I. Seasonal, Local, Natural (Organic) Vegetables (we’ve all heard that classic trio by now! They’re important, but there’s so much more to sustainable. Read on!)
II. Plant-based meals. You don’t need to be vegetarian to occasionally (or regularly) eat nourishing, meat-free meals.
III. Fair trade (label) and thanks for exotic products. I like to add gratefulness and awareness to the extraordinary time we live in, in which we have such easy access to exotic products. No other time in the past or future will know this luxury.
IV. Wild foraged foods and edible weeds! These are the naturally ‘local, organic, seasonal’ vegetables (and fruits, seeds, herbs, spices and nuts) par excellence! And they’re free! Learn to identify and consume these vitamin- and phytonutrient-packed plants!
V. Reducing food waste
- Recycling leftovers for a new meal, up-cycling stale bread, sour raw milk (if you consume dairy) and more
- Learning “principles” instead of recipes. No need to drive to the store if you’re missing an ingredient. Know (or look up) substitutes – swap out a different grain/legume/vegetable/oil/nut and you may even improve the recipe!
- Meal-planning – reducing trips to the store (reducing unnecessary buying temptations) I’ll find another source for more on this tip – it’s definitely not my strong point! :-)
- Composting – if you don’t have chickens to eat your food scraps, composting completes the life cycle back to the Earth. We know that food doesn’t come from our fridge and end in our trash. Putting that knowledge into action is another step.
VI. Fermentation, a food preservation technique that uses less fossil fuel, and the only method of preservation that actually INCREASES nutrient value in food!
- Fermented foods (sauerkraut, kim chi, natural yogurt, sourdough, lacto-fermented vegetables, etc.)
- Fermented beverages (kombucha, kefir, etc.)
- Other low-fuel, ancient preservation techniques (salt preservation)
VII. Cooking techniques that use less fossil fuel
- Boiling vs. steaming vs. baking, etc.
- ‘Passive boiling’
- Combining boiling and steaming to cook multiple foods with one heat source (like using a couscoussière)
- Haybox or fireless cooker, solar ovens
VIII. Housewares, kitchen utensils: grey energy and “Made in Dignity”
- “Noble” materials
- Recycled Plastic
VIII. Reducing non-food waste: Avoiding packaging waste, disposables
IX. Less is more, Ayurveda & flavors.
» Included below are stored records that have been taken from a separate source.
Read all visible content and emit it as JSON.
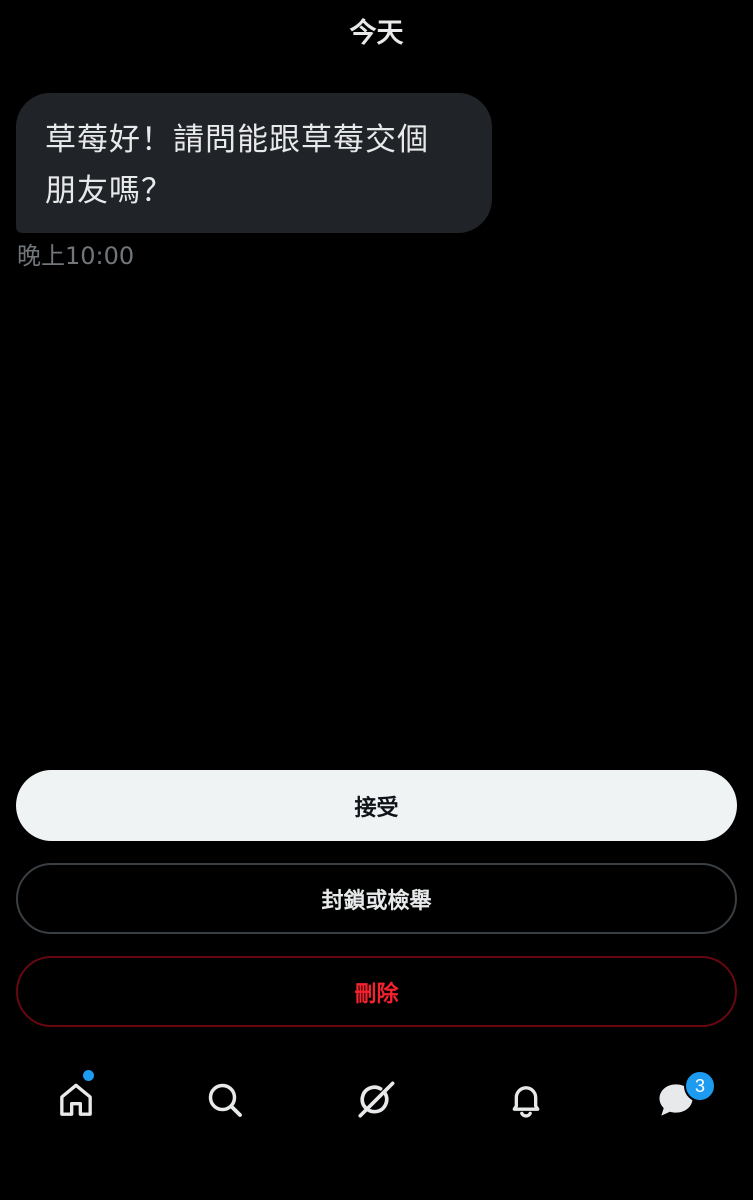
{
  "header": {
    "date_label": "今天"
  },
  "conversation": {
    "messages": [
      {
        "text_line1": "草莓好！請問能跟草莓交個",
        "text_line2": "朋友嗎？",
        "time": "晚上10:00"
      }
    ]
  },
  "actions": {
    "accept_label": "接受",
    "block_report_label": "封鎖或檢舉",
    "delete_label": "刪除"
  },
  "bottom_nav": {
    "items": [
      {
        "icon": "home-icon",
        "has_dot": true
      },
      {
        "icon": "search-icon"
      },
      {
        "icon": "grok-icon"
      },
      {
        "icon": "bell-icon"
      },
      {
        "icon": "messages-icon",
        "badge_count": "3"
      }
    ]
  },
  "colors": {
    "background": "#000000",
    "bubble": "#202327",
    "text_primary": "#e7e9ea",
    "text_secondary": "#71767b",
    "accent_blue": "#1d9bf0",
    "danger_red": "#f4212e",
    "accept_bg": "#eff3f4"
  }
}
Overall, we tend to eat too much. Period. In part because the food industry produces nutrient-poor, “empty calorie” foods (leaving us hungry). And maybe some of us eat to compensate for living in an insane world (according to our therapists).
I’m not saying there is any one reason or solution, but Ayurveda has an interesting philosophy (among many) that regardless of quantity, if our meal includes the 5 flavors sweet, salty, bitter, sour and pungent, we will be satisfied and crave less.
X. Cooking for joy and pleasure, less guilt and stress – Eco-perfection is not the goal.
- Attitude – There is no such thing as messing up, only another moment on life’s journey. If you have guilt issues over your eco-footprint or stress trying to integrate all these ideas at once, stop and breathe. Take baby steps and head over to a new perspective. Find joy in making changes, one step at a time. Celebrate each step! Pressure on yourself or others will bring resistance. Make it fun (and delicious!) and sustainable change will come more naturally and pleasantly.
- Taste – Pleasure for the mouth, yum!
- Aesthetics – Pleasure for the eyes, wow!
- Cook and/or eat in good company, sharing pleasure.
I will add more explanations and details (and French translation) as we go. Thanks for your patience!
Posted by danielleinmons on 7 January 2015 in Non classé